Given information:
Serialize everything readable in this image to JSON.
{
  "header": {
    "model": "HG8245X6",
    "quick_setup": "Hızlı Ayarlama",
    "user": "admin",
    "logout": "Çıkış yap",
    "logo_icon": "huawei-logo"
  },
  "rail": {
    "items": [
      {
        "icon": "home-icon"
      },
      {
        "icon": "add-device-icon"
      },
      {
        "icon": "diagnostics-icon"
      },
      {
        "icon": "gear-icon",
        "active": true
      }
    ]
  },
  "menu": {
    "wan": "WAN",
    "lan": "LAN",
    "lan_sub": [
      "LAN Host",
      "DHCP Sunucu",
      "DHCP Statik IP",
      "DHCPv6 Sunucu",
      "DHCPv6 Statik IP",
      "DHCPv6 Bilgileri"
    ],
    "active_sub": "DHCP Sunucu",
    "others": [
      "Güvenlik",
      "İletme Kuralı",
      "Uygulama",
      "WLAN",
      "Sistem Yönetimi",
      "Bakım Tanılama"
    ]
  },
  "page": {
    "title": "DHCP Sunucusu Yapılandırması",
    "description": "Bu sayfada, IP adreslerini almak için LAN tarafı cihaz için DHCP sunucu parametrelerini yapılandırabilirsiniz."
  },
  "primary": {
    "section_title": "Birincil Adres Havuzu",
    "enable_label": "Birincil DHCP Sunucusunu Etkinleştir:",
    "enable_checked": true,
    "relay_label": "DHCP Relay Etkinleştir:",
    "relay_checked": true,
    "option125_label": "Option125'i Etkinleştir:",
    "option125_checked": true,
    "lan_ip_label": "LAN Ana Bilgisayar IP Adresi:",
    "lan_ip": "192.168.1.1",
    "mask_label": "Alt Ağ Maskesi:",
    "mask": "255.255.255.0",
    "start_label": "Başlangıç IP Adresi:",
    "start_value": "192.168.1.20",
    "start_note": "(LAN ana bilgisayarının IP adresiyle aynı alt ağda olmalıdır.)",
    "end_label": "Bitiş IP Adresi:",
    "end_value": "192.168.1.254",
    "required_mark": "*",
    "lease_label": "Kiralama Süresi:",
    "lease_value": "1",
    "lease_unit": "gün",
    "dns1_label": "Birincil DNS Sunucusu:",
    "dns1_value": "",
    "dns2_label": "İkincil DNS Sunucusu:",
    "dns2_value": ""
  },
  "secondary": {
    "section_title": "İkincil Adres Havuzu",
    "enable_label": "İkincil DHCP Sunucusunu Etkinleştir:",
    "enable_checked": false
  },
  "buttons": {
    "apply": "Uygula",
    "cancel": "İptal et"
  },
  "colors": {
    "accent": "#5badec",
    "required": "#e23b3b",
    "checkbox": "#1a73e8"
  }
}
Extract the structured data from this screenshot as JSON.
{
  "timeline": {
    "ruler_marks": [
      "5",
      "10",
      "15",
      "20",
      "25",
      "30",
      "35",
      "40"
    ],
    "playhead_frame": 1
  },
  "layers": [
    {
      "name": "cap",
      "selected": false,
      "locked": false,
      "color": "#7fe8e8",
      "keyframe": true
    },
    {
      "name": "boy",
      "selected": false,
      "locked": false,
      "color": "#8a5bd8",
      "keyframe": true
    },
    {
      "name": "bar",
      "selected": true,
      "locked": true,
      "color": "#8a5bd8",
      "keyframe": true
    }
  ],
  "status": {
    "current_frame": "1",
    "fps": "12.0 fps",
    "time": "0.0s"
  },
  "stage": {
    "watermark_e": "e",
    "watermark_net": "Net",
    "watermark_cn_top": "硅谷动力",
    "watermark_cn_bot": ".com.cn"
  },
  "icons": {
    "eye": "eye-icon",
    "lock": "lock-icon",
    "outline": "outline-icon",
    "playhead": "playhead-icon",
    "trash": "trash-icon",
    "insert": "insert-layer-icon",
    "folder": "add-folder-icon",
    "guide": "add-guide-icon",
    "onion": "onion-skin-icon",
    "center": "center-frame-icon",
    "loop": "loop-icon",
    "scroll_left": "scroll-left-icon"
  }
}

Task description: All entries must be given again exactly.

Expected output:
Serialize everything readable in this image to JSON.
{
  "header": {
    "model": "HG8245X6",
    "quick_setup": "Hızlı Ayarlama",
    "user": "admin",
    "logout": "Çıkış yap",
    "logo_icon": "huawei-logo"
  },
  "rail": {
    "items": [
      {
        "icon": "home-icon"
      },
      {
        "icon": "add-device-icon"
      },
      {
        "icon": "diagnostics-icon"
      },
      {
        "icon": "gear-icon",
        "active": true
      }
    ]
  },
  "menu": {
    "wan": "WAN",
    "lan": "LAN",
    "lan_sub": [
      "LAN Host",
      "DHCP Sunucu",
      "DHCP Statik IP",
      "DHCPv6 Sunucu",
      "DHCPv6 Statik IP",
      "DHCPv6 Bilgileri"
    ],
    "active_sub": "DHCP Sunucu",
    "others": [
      "Güvenlik",
      "İletme Kuralı",
      "Uygulama",
      "WLAN",
      "Sistem Yönetimi",
      "Bakım Tanılama"
    ]
  },
  "page": {
    "title": "DHCP Sunucusu Yapılandırması",
    "description": "Bu sayfada, IP adreslerini almak için LAN tarafı cihaz için DHCP sunucu parametrelerini yapılandırabilirsiniz."
  },
  "primary": {
    "section_title": "Birincil Adres Havuzu",
    "enable_label": "Birincil DHCP Sunucusunu Etkinleştir:",
    "enable_checked": true,
    "relay_label": "DHCP Relay Etkinleştir:",
    "relay_checked": true,
    "option125_label": "Option125'i Etkinleştir:",
    "option125_checked": true,
    "lan_ip_label": "LAN Ana Bilgisayar IP Adresi:",
    "lan_ip": "192.168.1.1",
    "mask_label": "Alt Ağ Maskesi:",
    "mask": "255.255.255.0",
    "start_label": "Başlangıç IP Adresi:",
    "start_value": "192.168.1.20",
    "start_note": "(LAN ana bilgisayarının IP adresiyle aynı alt ağda olmalıdır.)",
    "end_label": "Bitiş IP Adresi:",
    "end_value": "192.168.1.254",
    "required_mark": "*",
    "lease_label": "Kiralama Süresi:",
    "lease_value": "1",
    "lease_unit": "gün",
    "dns1_label": "Birincil DNS Sunucusu:",
    "dns1_value": "",
    "dns2_label": "İkincil DNS Sunucusu:",
    "dns2_value": ""
  },
  "secondary": {
    "section_title": "İkincil Adres Havuzu",
    "enable_label": "İkincil DHCP Sunucusunu Etkinleştir:",
    "enable_checked": false
  },
  "buttons": {
    "apply": "Uygula",
    "cancel": "İptal et"
  },
  "colors": {
    "accent": "#5badec",
    "required": "#e23b3b",
    "checkbox": "#1a73e8"
  }
}
Extract the structured data from this screenshot as JSON.
{
  "timeline": {
    "ruler_marks": [
      "5",
      "10",
      "15",
      "20",
      "25",
      "30",
      "35",
      "40"
    ],
    "playhead_frame": 1
  },
  "layers": [
    {
      "name": "cap",
      "selected": false,
      "locked": false,
      "color": "#7fe8e8",
      "keyframe": true
    },
    {
      "name": "boy",
      "selected": false,
      "locked": false,
      "color": "#8a5bd8",
      "keyframe": true
    },
    {
      "name": "bar",
      "selected": true,
      "locked": true,
      "color": "#8a5bd8",
      "keyframe": true
    }
  ],
  "status": {
    "current_frame": "1",
    "fps": "12.0 fps",
    "time": "0.0s"
  },
  "stage": {
    "watermark_e": "e",
    "watermark_net": "Net",
    "watermark_cn_top": "硅谷动力",
    "watermark_cn_bot": ".com.cn"
  },
  "icons": {
    "eye": "eye-icon",
    "lock": "lock-icon",
    "outline": "outline-icon",
    "playhead": "playhead-icon",
    "trash": "trash-icon",
    "insert": "insert-layer-icon",
    "folder": "add-folder-icon",
    "guide": "add-guide-icon",
    "onion": "onion-skin-icon",
    "center": "center-frame-icon",
    "loop": "loop-icon",
    "scroll_left": "scroll-left-icon"
  }
}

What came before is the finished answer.